In the CNet article, Cerf mentions approaching movie makers to discuss the Internet as a distribution outlet. “Some are responding positively, but some legal departments are still having trouble swallowing the idea,” he said.
He also sees great value in local search providing what he calls “spacely” information. “I think what’s very clear, based on the excitement associated with Google Earth, is the exploitation of geographically indexed information is clearly ripe for more development,” he said. Google is currently seen as the leader in local search applications, being the first to merge local search and mapping for PC users and more importantly, for handheld devices.
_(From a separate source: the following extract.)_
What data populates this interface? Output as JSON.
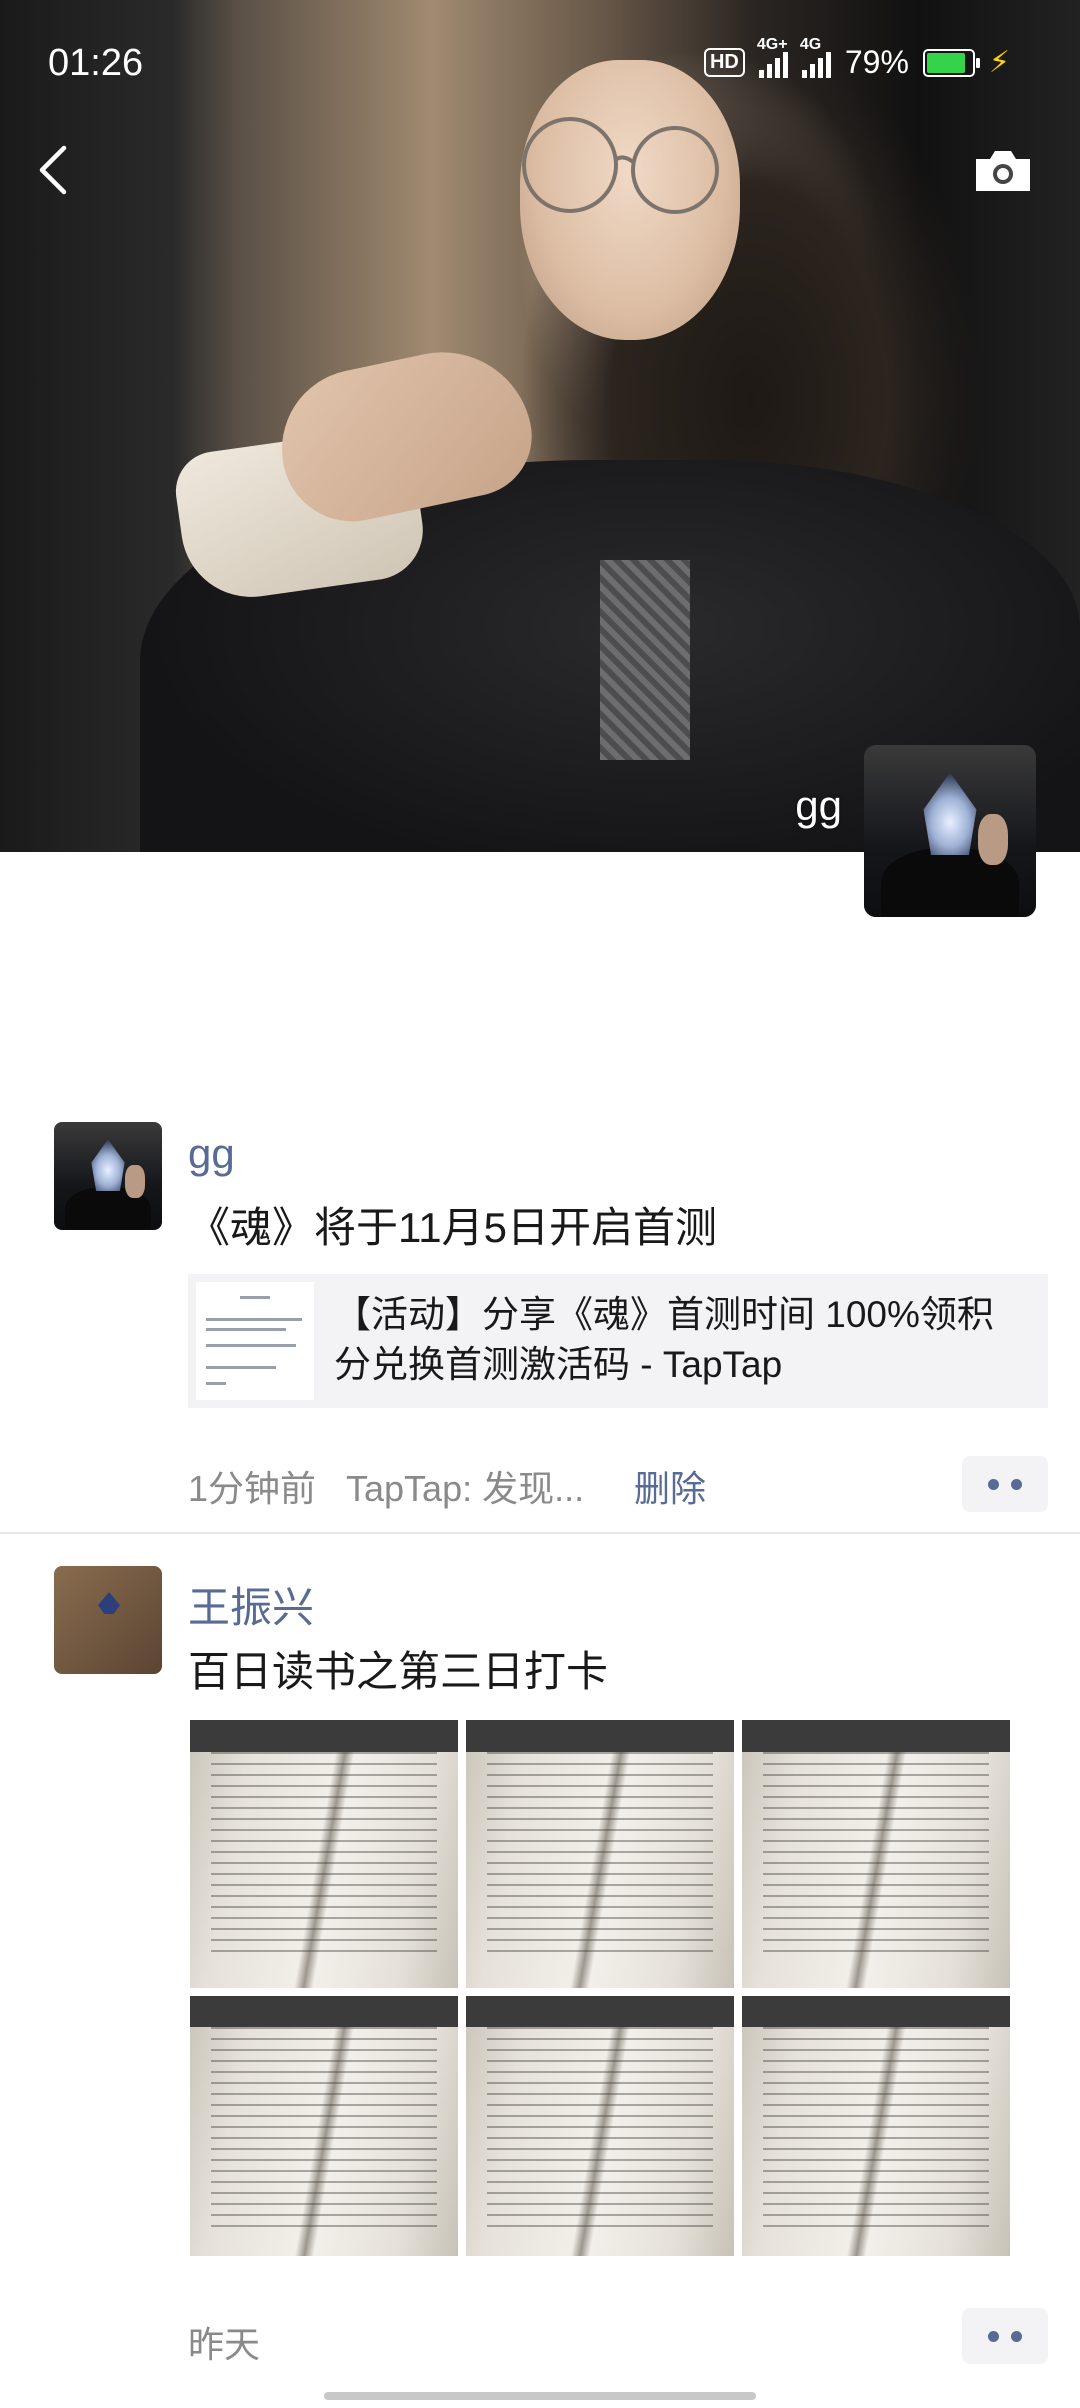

In hiring Vint Cert, Google has acquired one of the most nimble IT minds on the planet. Even though he invented the basic routing protocols that allowed the commercial expansion of the Internet, he is still striving to understand exactly what it is he created. An evangelical urgency around the Internet’s development has always been associated with Cert whose career accomplishments include work with MCI and NASA. What makes him, quite literally, one in a billion, is the depth of knowledge and experience underpinning an articulate and reputably highly-personable scientist. Cert is an engineer, a lobbyist, and an industry pioneer. He is as significant as Thomas Edison, Frank Lloyd Wright, Tim Berners-Lee, and Bill Gates. His hiring is bound to spur Google and its competitors on to bigger and much more interesting things.